A television news station, WTHR, commissioned the poll with Howey Politics Indiana. It shows support for legalization of medical marijuana at around 70 percent with most demographics (e.g., men and women, young and old, minority and white). Among Republicans, 59 percent supported legalization, and among women 65 and older, support was at 57 percent. Among Democrats and people 34 and younger, support was higher than 75 percent. The state’s assembly and senate have Republican majorities, and a Republican is governor.
One Republican, Rep. Jim Lucas, filed a medical marijuana legalization bill last year and plans to continue to work toward legalization, saying to Indy Star, “I’m going to make it my mission.” He also acknowledged he went to Colorado to try marijuana and got a good night’s sleep as a result. “It’s immoral that the state still has this criminalized,” he told Indianapolis Monthly. “Lives are being destroyed by the opioid crisis. It’s gotten to the point where it’s forcing us to look at the War on Drugs in a bigger context.” Lucas’s views are opposed by his party leadership. The leader of the Senate, David Long, and House Speaker Brian Bosma both have expressed opposition to legalization and have blocked attempts to pass reform laws.
Medical legalization has the support of Hoosier Veterans for Medical Cannabis, however. Jeffery P. Staker, the group’s founder, argues for legalization as a means to address the state’s opioid crisis, which has been especially devastating to veterans. He says:

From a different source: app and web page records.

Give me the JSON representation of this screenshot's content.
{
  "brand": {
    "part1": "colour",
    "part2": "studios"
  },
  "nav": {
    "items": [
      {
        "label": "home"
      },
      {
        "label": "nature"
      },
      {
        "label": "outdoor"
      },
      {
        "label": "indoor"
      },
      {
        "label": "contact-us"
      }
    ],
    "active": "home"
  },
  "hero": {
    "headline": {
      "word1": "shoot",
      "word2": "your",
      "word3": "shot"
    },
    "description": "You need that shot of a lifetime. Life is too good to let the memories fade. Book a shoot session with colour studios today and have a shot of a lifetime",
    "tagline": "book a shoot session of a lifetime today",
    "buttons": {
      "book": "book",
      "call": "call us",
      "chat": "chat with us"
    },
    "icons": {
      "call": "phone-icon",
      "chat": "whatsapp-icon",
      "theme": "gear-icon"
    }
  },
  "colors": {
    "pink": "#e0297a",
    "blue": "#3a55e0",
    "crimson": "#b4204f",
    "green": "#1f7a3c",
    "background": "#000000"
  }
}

Within the US one person every 20 minutes dies of either an accidental and or intentional overdose to prescription pain medication. Doing the math that’s three every hour, 72 a day and so forth. It has been reported that our Veterans are overdosing at twice the rate of civilians….in other words two of the three casualties within the above hour time frame are veterans. This shouldn’t be, nor does it have to, especially within our great state of Indiana.
Prosecutors oppose legalization
According to a group of prosecutors, however, medical “Marijuana use increases the risk of opioid abuse and other controlled substances.” Various studies conclude the opposite. The group also claims that workplace accidents and impaired driving increase with legalization. In fact, studies have shown that workplace accidents have decreased in legal states. As for impaired driving, the results of studies are mixed. While fatalities have not increased, those involved in fatal crashes often have marijuana in their system.
Indiana’s civil forfeiture law, which allows police and prosecutors to seize property of those convicted of drug offenses, is about to be reviewed by the U.S. Supreme Court. Tyson Timbs, who was convicted of a drug crime for which the maximum fine is $10,000, sued after his vehicle, worth four times that much, was confiscated.
Indiana has fully legalized CBD oil, but some lawmakers remain opposed to legalizing medical marijuana, claiming that doing so would be a step toward legal adult use. The slippery slope theory has also been used by Aaron Negangard, a prosecutor, who argued against legalizing CBD because it would lead to additional legalization. Indiana approved sale of alcohol on Sunday this year.
While election forecasting indicates that the Democrats may win control of the assembly, it appears that for now, Republican leadership in Indiana remains opposed to additional legalization, which makes it unlikely that Indiana will become a legal state anytime soon.
What do you think? Does legalization have a chance in Indiana? Leave a comment below.